Task statement → Below are lines of data; count those containing the word "label" and write nothing but the number.

[Entries from a dataset of interfaces]
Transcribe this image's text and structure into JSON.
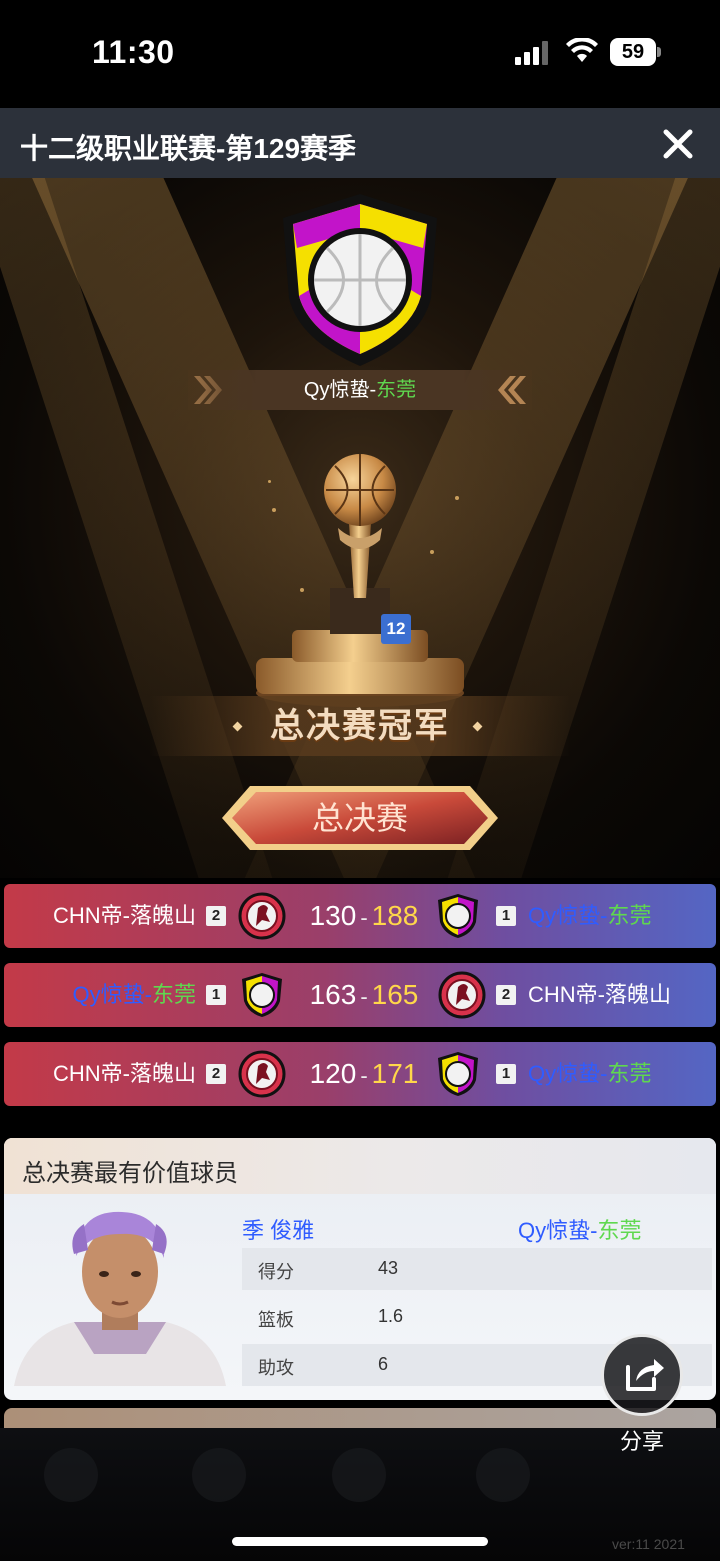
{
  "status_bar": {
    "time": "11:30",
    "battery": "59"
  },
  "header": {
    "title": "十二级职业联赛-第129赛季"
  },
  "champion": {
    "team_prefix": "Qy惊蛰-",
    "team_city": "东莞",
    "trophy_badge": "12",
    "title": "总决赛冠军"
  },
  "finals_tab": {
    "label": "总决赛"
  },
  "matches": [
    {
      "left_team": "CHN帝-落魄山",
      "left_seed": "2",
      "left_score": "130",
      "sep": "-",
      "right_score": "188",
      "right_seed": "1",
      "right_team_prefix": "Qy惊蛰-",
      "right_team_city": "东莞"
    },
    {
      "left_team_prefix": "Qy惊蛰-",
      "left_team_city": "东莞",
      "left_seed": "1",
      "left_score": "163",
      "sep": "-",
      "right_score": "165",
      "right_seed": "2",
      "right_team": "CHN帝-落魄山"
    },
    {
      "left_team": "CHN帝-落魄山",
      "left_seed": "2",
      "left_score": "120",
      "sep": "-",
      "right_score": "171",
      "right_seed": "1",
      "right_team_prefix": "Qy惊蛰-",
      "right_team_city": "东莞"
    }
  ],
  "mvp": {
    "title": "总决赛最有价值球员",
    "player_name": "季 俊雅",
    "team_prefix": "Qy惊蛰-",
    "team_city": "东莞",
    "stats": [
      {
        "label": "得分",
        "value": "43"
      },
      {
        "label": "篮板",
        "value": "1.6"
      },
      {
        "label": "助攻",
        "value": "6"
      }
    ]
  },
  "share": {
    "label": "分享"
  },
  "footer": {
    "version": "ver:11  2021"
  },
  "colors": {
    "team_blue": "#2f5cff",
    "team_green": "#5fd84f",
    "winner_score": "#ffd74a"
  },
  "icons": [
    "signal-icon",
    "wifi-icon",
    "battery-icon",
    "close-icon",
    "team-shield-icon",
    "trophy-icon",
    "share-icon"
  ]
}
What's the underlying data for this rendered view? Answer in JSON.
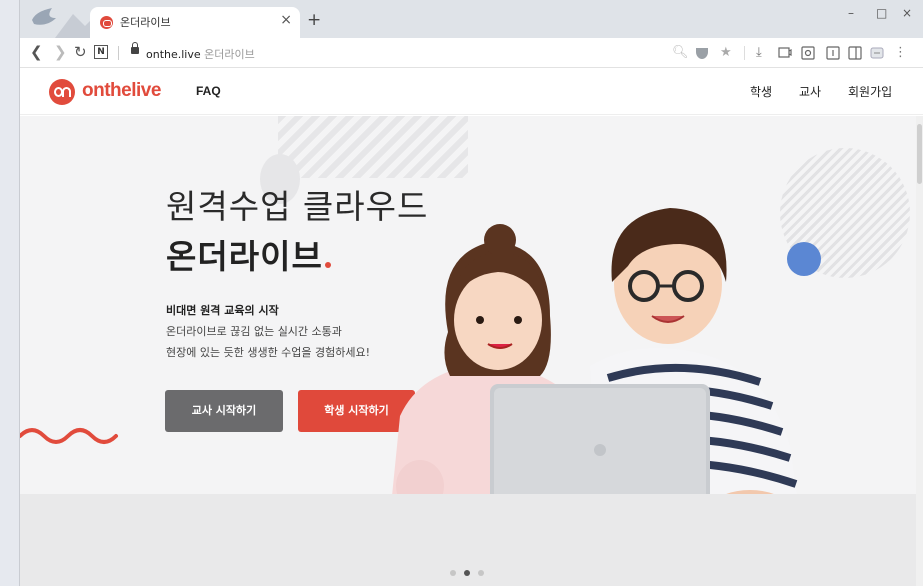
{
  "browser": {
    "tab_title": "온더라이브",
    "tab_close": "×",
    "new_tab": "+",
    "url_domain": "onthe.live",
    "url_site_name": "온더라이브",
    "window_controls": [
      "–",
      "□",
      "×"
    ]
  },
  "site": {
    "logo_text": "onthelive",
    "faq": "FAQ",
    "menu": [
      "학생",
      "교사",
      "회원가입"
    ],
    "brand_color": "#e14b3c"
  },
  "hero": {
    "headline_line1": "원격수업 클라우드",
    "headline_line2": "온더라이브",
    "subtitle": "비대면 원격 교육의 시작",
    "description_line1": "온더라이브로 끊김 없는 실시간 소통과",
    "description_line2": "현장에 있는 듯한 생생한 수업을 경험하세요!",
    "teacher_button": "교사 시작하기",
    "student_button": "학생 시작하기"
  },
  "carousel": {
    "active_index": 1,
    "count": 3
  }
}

Exercise result → 5